Local authorities, the church and international organizations have joined their efforts to those of the government to provide food and medical attention. Despite their work, there is a shortage of clean water and basic health supplies. Only one out of every 30 persons who arrived in El Charco last week has a mattress to sleep on.

As of yesterday, there remained a total of 3,000 displaced in El Charco, but the figures are changing all the time. Over the weekend, several hundred families chose to return to their homes, despite uncertainties about security conditions. They returned in boats provided by the local authorities. The rivers are the only means of transportation in this part of the country.

At the same time, more people are still arriving from communities further downriver. Three hundred people reached El Charco on Sunday after being caught up for several days behind the front line. They said hundreds more are still stuck and that food supplies are getting low. UNHCR is extremely concerned about their safety, as well as for the protection of those people who returned to their communities along the Tapaje River at the weekend.

In the rest of Nariño, the humanitarian situation continues to deteriorate. In the mountainous region around the municipality of Policarpa, dozens of small villages are emptying because residents fear more violence. Along the border with Ecuador in the south, conditions remain volatile, notably around La Victoria and Tallambi. Since the start of the year, there have been two instances of mass crossings into Ecuador, one of them from Tallambi on February 23 in which some 400 Colombians fled to Chical, Ecuador. The emergence and deployment of new irregular armed groups in several parts of the region contributes to the degradation of the situation.
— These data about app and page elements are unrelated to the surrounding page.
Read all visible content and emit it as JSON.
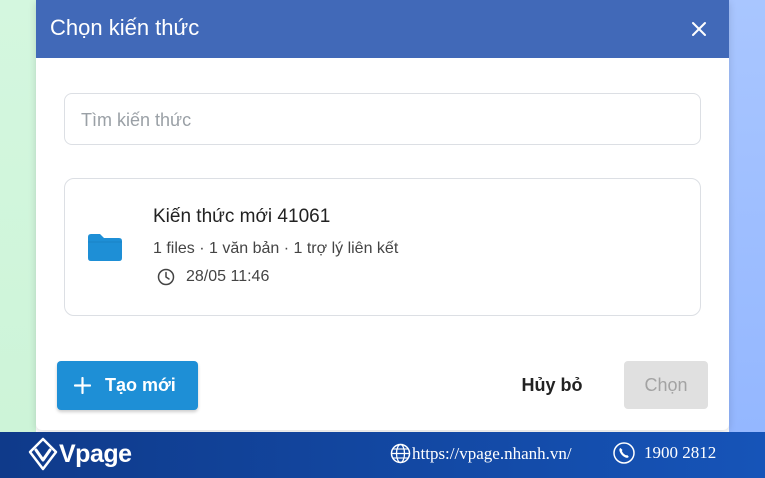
{
  "dialog": {
    "title": "Chọn kiến thức",
    "close_icon": "close-icon",
    "search": {
      "placeholder": "Tìm kiến thức",
      "value": ""
    },
    "knowledge_items": [
      {
        "name": "Kiến thức mới 41061",
        "meta": "1 files · 1 văn bản · 1 trợ lý liên kết",
        "time": "28/05 11:46",
        "icon": "folder-icon",
        "time_icon": "clock-icon"
      }
    ],
    "buttons": {
      "create": "Tạo mới",
      "cancel": "Hủy bỏ",
      "choose": "Chọn"
    }
  },
  "footer": {
    "brand": "Vpage",
    "website": "https://vpage.nhanh.vn/",
    "phone": "1900 2812"
  },
  "colors": {
    "header": "#4169b8",
    "primary_button": "#1e8fd6",
    "folder": "#1e8fd6",
    "disabled_button": "#e0e0e0",
    "footer": "#0f3a8a"
  }
}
The conflict in Nariño has been intense for over a year, and UNHCR is extremely worried that civilians continue to suffer in large numbers. We will send a mission this week to the worst-affected areas. But the presence of humanitarian staff cannot in itself guarantee security and provide solutions to the thousands of people at risk.

We are calling on all armed actors to respect the civilian population. We are also calling on the government to have contingency plans in place to provide medium and long-term protection as well as emergency assistance to the population in order to mitigate, to the extent possible, unnecessary suffering.